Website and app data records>

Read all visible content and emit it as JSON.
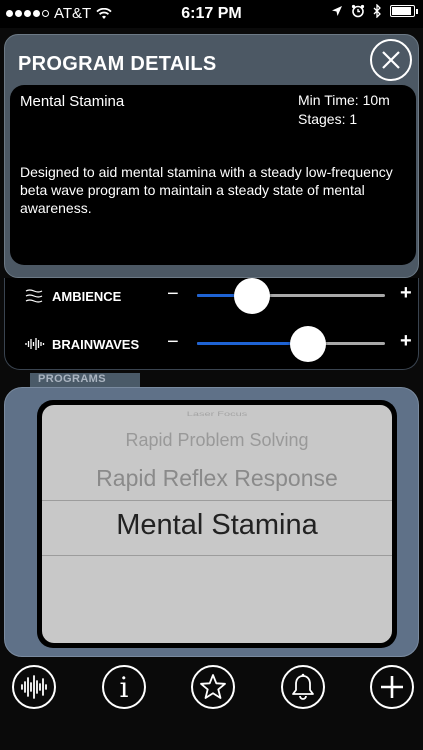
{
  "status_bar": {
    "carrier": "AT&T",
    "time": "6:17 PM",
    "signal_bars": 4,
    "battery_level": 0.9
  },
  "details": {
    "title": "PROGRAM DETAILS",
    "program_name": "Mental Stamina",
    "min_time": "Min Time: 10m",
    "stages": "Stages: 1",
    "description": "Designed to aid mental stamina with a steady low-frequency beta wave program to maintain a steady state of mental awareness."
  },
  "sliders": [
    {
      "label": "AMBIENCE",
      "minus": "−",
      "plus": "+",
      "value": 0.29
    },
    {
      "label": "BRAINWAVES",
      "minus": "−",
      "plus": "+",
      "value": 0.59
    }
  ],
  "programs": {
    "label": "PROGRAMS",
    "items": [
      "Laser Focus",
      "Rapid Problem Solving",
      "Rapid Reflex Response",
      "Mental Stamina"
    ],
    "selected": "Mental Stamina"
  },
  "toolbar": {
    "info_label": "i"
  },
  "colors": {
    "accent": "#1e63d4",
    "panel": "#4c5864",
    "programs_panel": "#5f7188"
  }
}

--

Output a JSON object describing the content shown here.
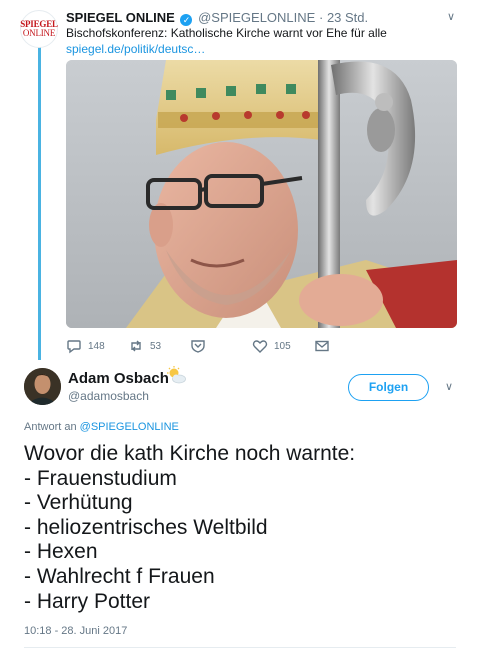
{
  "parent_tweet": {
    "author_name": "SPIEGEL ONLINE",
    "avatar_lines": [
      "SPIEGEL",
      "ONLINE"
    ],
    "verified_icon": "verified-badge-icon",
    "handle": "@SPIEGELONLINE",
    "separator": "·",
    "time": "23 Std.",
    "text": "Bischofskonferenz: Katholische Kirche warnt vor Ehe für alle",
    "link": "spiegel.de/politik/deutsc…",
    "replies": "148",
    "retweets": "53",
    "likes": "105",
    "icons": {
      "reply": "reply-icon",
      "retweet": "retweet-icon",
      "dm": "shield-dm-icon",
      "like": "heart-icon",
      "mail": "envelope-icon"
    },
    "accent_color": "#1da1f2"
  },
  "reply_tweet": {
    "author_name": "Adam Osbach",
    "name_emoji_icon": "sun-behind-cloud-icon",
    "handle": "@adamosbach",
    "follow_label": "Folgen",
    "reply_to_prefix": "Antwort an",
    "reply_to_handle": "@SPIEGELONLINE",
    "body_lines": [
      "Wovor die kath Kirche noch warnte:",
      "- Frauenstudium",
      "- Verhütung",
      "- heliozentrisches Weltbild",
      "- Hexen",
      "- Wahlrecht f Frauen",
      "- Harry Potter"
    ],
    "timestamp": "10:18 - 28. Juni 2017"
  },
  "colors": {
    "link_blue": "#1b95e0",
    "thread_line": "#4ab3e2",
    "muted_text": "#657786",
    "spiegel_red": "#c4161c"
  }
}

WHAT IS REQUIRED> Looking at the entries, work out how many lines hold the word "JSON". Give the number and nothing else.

EXERCISE RESULT> 2